### Action item
Output all the data exactly.

### Records for the task
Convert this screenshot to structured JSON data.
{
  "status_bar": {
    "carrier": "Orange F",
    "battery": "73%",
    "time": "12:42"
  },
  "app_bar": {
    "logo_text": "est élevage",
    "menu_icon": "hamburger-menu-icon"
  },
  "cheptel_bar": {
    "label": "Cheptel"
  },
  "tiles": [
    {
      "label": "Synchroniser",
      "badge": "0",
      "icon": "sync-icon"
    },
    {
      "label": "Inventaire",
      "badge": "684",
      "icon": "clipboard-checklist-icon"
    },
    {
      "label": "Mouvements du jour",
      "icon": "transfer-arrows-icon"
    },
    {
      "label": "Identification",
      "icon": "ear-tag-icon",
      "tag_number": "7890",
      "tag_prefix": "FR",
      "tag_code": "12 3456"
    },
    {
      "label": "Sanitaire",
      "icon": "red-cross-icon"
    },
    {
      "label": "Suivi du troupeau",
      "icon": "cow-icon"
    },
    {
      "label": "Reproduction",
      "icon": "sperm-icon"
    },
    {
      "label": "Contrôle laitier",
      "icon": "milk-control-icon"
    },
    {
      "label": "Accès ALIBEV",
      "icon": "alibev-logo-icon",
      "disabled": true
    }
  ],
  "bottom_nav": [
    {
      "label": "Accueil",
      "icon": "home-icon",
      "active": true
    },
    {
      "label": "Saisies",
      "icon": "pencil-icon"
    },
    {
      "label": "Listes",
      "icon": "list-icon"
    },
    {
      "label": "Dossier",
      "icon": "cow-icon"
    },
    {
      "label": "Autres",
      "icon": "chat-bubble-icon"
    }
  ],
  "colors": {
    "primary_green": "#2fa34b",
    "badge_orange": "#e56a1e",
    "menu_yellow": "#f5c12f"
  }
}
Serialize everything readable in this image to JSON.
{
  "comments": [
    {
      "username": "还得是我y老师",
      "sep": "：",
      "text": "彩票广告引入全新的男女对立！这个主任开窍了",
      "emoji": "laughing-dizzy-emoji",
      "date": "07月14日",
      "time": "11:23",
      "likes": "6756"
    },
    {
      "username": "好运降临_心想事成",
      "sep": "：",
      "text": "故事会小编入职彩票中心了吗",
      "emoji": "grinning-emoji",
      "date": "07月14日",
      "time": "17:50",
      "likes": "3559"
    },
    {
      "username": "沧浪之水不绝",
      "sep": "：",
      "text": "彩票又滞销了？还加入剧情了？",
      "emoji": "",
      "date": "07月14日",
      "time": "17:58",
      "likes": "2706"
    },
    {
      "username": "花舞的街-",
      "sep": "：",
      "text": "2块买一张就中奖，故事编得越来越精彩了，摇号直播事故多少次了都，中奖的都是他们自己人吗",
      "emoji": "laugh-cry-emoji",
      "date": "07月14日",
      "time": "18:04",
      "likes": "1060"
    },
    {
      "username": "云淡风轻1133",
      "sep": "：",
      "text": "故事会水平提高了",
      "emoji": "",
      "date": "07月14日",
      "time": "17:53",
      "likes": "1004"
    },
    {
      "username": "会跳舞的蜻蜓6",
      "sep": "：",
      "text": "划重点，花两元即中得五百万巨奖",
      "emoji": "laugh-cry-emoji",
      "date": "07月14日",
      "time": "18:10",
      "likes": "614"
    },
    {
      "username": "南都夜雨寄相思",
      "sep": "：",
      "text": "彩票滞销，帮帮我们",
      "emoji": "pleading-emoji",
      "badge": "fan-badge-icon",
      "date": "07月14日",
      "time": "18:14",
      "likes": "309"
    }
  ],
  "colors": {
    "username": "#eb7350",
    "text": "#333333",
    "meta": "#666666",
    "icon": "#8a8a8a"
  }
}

### Solution to the problem
Convert this screenshot to structured JSON data.
{
  "status_bar": {
    "carrier": "Orange F",
    "battery": "73%",
    "time": "12:42"
  },
  "app_bar": {
    "logo_text": "est élevage",
    "menu_icon": "hamburger-menu-icon"
  },
  "cheptel_bar": {
    "label": "Cheptel"
  },
  "tiles": [
    {
      "label": "Synchroniser",
      "badge": "0",
      "icon": "sync-icon"
    },
    {
      "label": "Inventaire",
      "badge": "684",
      "icon": "clipboard-checklist-icon"
    },
    {
      "label": "Mouvements du jour",
      "icon": "transfer-arrows-icon"
    },
    {
      "label": "Identification",
      "icon": "ear-tag-icon",
      "tag_number": "7890",
      "tag_prefix": "FR",
      "tag_code": "12 3456"
    },
    {
      "label": "Sanitaire",
      "icon": "red-cross-icon"
    },
    {
      "label": "Suivi du troupeau",
      "icon": "cow-icon"
    },
    {
      "label": "Reproduction",
      "icon": "sperm-icon"
    },
    {
      "label": "Contrôle laitier",
      "icon": "milk-control-icon"
    },
    {
      "label": "Accès ALIBEV",
      "icon": "alibev-logo-icon",
      "disabled": true
    }
  ],
  "bottom_nav": [
    {
      "label": "Accueil",
      "icon": "home-icon",
      "active": true
    },
    {
      "label": "Saisies",
      "icon": "pencil-icon"
    },
    {
      "label": "Listes",
      "icon": "list-icon"
    },
    {
      "label": "Dossier",
      "icon": "cow-icon"
    },
    {
      "label": "Autres",
      "icon": "chat-bubble-icon"
    }
  ],
  "colors": {
    "primary_green": "#2fa34b",
    "badge_orange": "#e56a1e",
    "menu_yellow": "#f5c12f"
  }
}
Serialize everything readable in this image to JSON.
{
  "comments": [
    {
      "username": "还得是我y老师",
      "sep": "：",
      "text": "彩票广告引入全新的男女对立！这个主任开窍了",
      "emoji": "laughing-dizzy-emoji",
      "date": "07月14日",
      "time": "11:23",
      "likes": "6756"
    },
    {
      "username": "好运降临_心想事成",
      "sep": "：",
      "text": "故事会小编入职彩票中心了吗",
      "emoji": "grinning-emoji",
      "date": "07月14日",
      "time": "17:50",
      "likes": "3559"
    },
    {
      "username": "沧浪之水不绝",
      "sep": "：",
      "text": "彩票又滞销了？还加入剧情了？",
      "emoji": "",
      "date": "07月14日",
      "time": "17:58",
      "likes": "2706"
    },
    {
      "username": "花舞的街-",
      "sep": "：",
      "text": "2块买一张就中奖，故事编得越来越精彩了，摇号直播事故多少次了都，中奖的都是他们自己人吗",
      "emoji": "laugh-cry-emoji",
      "date": "07月14日",
      "time": "18:04",
      "likes": "1060"
    },
    {
      "username": "云淡风轻1133",
      "sep": "：",
      "text": "故事会水平提高了",
      "emoji": "",
      "date": "07月14日",
      "time": "17:53",
      "likes": "1004"
    },
    {
      "username": "会跳舞的蜻蜓6",
      "sep": "：",
      "text": "划重点，花两元即中得五百万巨奖",
      "emoji": "laugh-cry-emoji",
      "date": "07月14日",
      "time": "18:10",
      "likes": "614"
    },
    {
      "username": "南都夜雨寄相思",
      "sep": "：",
      "text": "彩票滞销，帮帮我们",
      "emoji": "pleading-emoji",
      "badge": "fan-badge-icon",
      "date": "07月14日",
      "time": "18:14",
      "likes": "309"
    }
  ],
  "colors": {
    "username": "#eb7350",
    "text": "#333333",
    "meta": "#666666",
    "icon": "#8a8a8a"
  }
}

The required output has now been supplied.